- **Description of the task**:
Make an exact copy of each entry, leaving out every picture.

Element data from apps and pages
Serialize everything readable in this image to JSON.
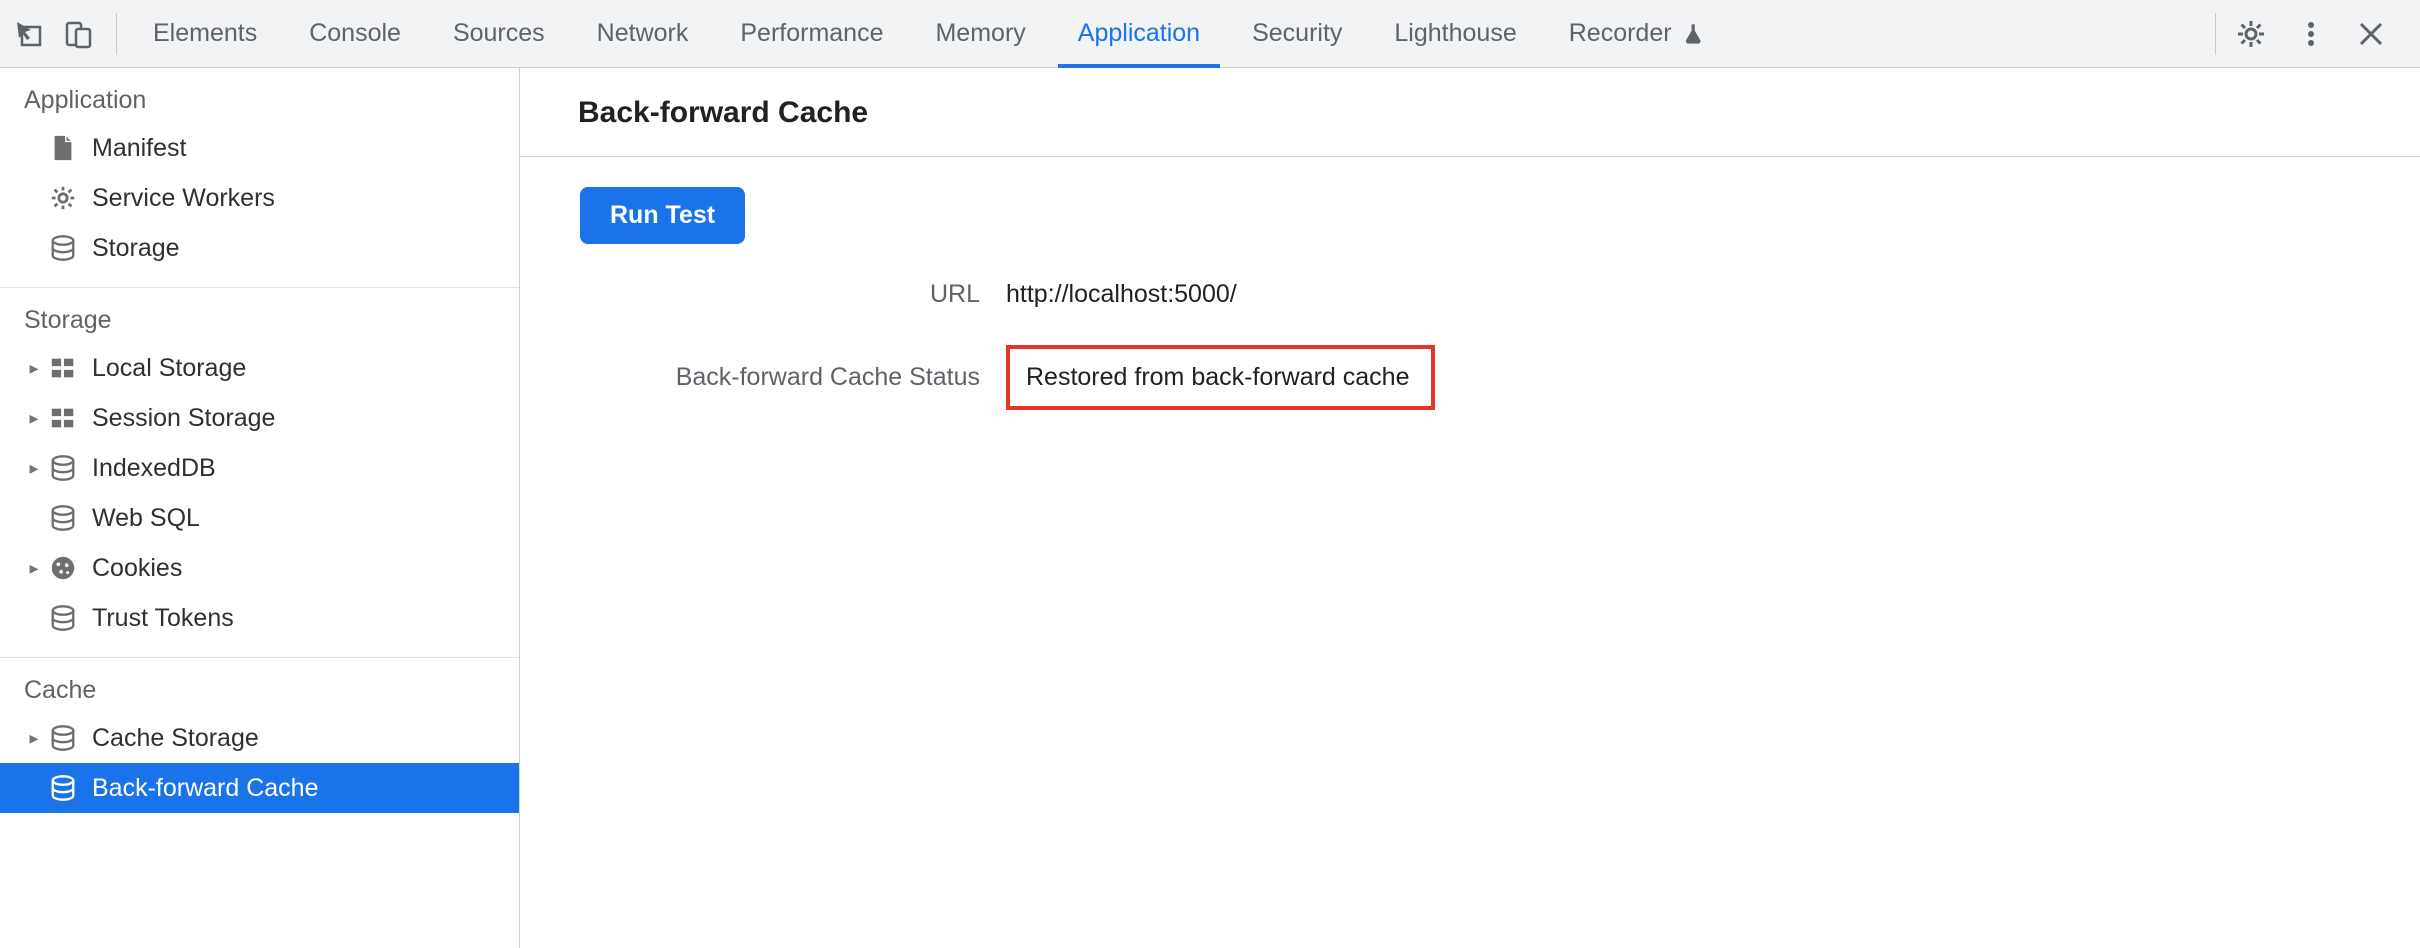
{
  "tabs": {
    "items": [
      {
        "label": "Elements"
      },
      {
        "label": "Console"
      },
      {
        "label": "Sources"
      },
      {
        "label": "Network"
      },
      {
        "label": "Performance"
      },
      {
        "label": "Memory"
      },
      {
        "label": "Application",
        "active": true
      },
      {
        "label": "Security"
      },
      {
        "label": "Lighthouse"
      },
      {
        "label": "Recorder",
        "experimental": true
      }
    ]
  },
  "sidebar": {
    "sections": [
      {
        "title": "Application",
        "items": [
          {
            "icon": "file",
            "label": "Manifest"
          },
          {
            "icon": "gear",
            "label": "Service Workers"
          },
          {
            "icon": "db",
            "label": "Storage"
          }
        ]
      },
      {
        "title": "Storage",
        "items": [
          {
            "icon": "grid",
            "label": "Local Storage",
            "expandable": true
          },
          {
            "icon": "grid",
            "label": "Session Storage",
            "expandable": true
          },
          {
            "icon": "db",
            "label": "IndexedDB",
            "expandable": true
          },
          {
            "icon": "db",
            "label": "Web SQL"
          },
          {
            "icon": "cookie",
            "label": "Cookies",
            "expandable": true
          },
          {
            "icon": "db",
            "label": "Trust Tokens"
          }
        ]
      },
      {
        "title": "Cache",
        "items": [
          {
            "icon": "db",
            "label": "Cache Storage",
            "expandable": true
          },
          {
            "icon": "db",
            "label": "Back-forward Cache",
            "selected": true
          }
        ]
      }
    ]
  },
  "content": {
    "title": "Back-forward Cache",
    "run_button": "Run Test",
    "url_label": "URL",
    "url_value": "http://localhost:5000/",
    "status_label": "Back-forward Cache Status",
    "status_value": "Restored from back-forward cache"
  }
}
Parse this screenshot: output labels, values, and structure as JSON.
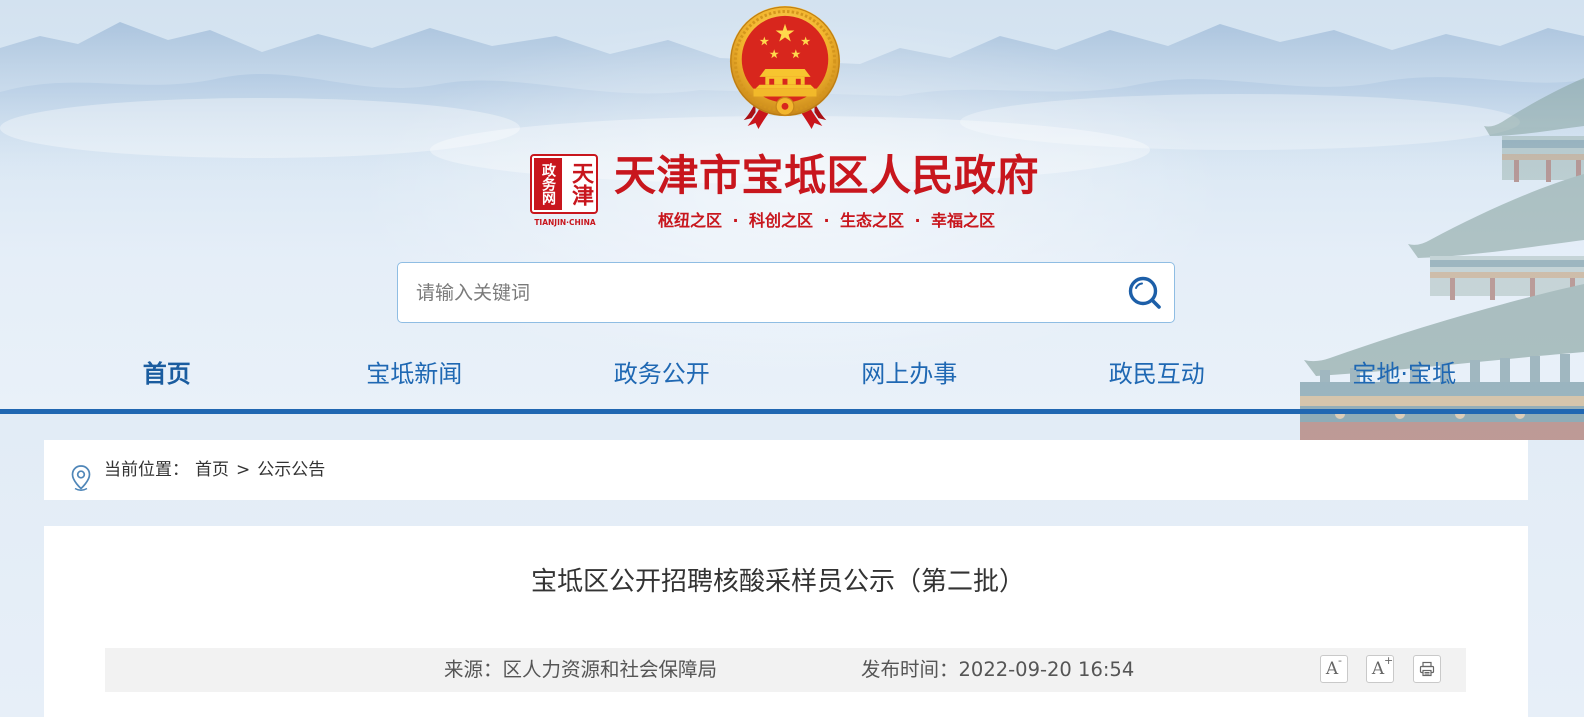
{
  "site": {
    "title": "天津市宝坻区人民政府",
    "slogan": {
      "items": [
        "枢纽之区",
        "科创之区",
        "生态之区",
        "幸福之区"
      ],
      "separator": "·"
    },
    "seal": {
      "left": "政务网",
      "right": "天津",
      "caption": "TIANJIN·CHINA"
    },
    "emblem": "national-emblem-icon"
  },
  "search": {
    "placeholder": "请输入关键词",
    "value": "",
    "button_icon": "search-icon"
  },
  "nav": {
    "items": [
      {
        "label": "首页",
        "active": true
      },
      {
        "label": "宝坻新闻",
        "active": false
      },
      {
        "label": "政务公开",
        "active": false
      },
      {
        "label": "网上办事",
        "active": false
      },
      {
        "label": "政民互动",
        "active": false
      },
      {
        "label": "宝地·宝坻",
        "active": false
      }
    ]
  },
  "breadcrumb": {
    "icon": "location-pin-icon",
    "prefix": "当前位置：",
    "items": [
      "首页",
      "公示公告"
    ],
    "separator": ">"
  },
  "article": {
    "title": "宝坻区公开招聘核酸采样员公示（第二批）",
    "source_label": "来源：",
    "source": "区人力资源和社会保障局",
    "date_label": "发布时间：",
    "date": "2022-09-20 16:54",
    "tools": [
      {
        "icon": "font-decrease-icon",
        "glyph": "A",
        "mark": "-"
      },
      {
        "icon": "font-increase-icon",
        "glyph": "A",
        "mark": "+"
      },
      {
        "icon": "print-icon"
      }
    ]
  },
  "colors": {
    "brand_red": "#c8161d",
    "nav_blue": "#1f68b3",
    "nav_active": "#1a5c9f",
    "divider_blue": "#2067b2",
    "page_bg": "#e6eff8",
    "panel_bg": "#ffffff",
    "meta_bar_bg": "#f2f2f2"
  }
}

- **Answer for this exercise**:
Serialize everything readable in this image to JSON.
{
  "tabs": {
    "items": [
      {
        "label": "Elements"
      },
      {
        "label": "Console"
      },
      {
        "label": "Sources"
      },
      {
        "label": "Network"
      },
      {
        "label": "Performance"
      },
      {
        "label": "Memory"
      },
      {
        "label": "Application",
        "active": true
      },
      {
        "label": "Security"
      },
      {
        "label": "Lighthouse"
      },
      {
        "label": "Recorder",
        "experimental": true
      }
    ]
  },
  "sidebar": {
    "sections": [
      {
        "title": "Application",
        "items": [
          {
            "icon": "file",
            "label": "Manifest"
          },
          {
            "icon": "gear",
            "label": "Service Workers"
          },
          {
            "icon": "db",
            "label": "Storage"
          }
        ]
      },
      {
        "title": "Storage",
        "items": [
          {
            "icon": "grid",
            "label": "Local Storage",
            "expandable": true
          },
          {
            "icon": "grid",
            "label": "Session Storage",
            "expandable": true
          },
          {
            "icon": "db",
            "label": "IndexedDB",
            "expandable": true
          },
          {
            "icon": "db",
            "label": "Web SQL"
          },
          {
            "icon": "cookie",
            "label": "Cookies",
            "expandable": true
          },
          {
            "icon": "db",
            "label": "Trust Tokens"
          }
        ]
      },
      {
        "title": "Cache",
        "items": [
          {
            "icon": "db",
            "label": "Cache Storage",
            "expandable": true
          },
          {
            "icon": "db",
            "label": "Back-forward Cache",
            "selected": true
          }
        ]
      }
    ]
  },
  "content": {
    "title": "Back-forward Cache",
    "run_button": "Run Test",
    "url_label": "URL",
    "url_value": "http://localhost:5000/",
    "status_label": "Back-forward Cache Status",
    "status_value": "Restored from back-forward cache"
  }
}
Parse this screenshot: output labels, values, and structure as JSON.
{
  "site": {
    "title": "天津市宝坻区人民政府",
    "slogan": {
      "items": [
        "枢纽之区",
        "科创之区",
        "生态之区",
        "幸福之区"
      ],
      "separator": "·"
    },
    "seal": {
      "left": "政务网",
      "right": "天津",
      "caption": "TIANJIN·CHINA"
    },
    "emblem": "national-emblem-icon"
  },
  "search": {
    "placeholder": "请输入关键词",
    "value": "",
    "button_icon": "search-icon"
  },
  "nav": {
    "items": [
      {
        "label": "首页",
        "active": true
      },
      {
        "label": "宝坻新闻",
        "active": false
      },
      {
        "label": "政务公开",
        "active": false
      },
      {
        "label": "网上办事",
        "active": false
      },
      {
        "label": "政民互动",
        "active": false
      },
      {
        "label": "宝地·宝坻",
        "active": false
      }
    ]
  },
  "breadcrumb": {
    "icon": "location-pin-icon",
    "prefix": "当前位置：",
    "items": [
      "首页",
      "公示公告"
    ],
    "separator": ">"
  },
  "article": {
    "title": "宝坻区公开招聘核酸采样员公示（第二批）",
    "source_label": "来源：",
    "source": "区人力资源和社会保障局",
    "date_label": "发布时间：",
    "date": "2022-09-20 16:54",
    "tools": [
      {
        "icon": "font-decrease-icon",
        "glyph": "A",
        "mark": "-"
      },
      {
        "icon": "font-increase-icon",
        "glyph": "A",
        "mark": "+"
      },
      {
        "icon": "print-icon"
      }
    ]
  },
  "colors": {
    "brand_red": "#c8161d",
    "nav_blue": "#1f68b3",
    "nav_active": "#1a5c9f",
    "divider_blue": "#2067b2",
    "page_bg": "#e6eff8",
    "panel_bg": "#ffffff",
    "meta_bar_bg": "#f2f2f2"
  }
}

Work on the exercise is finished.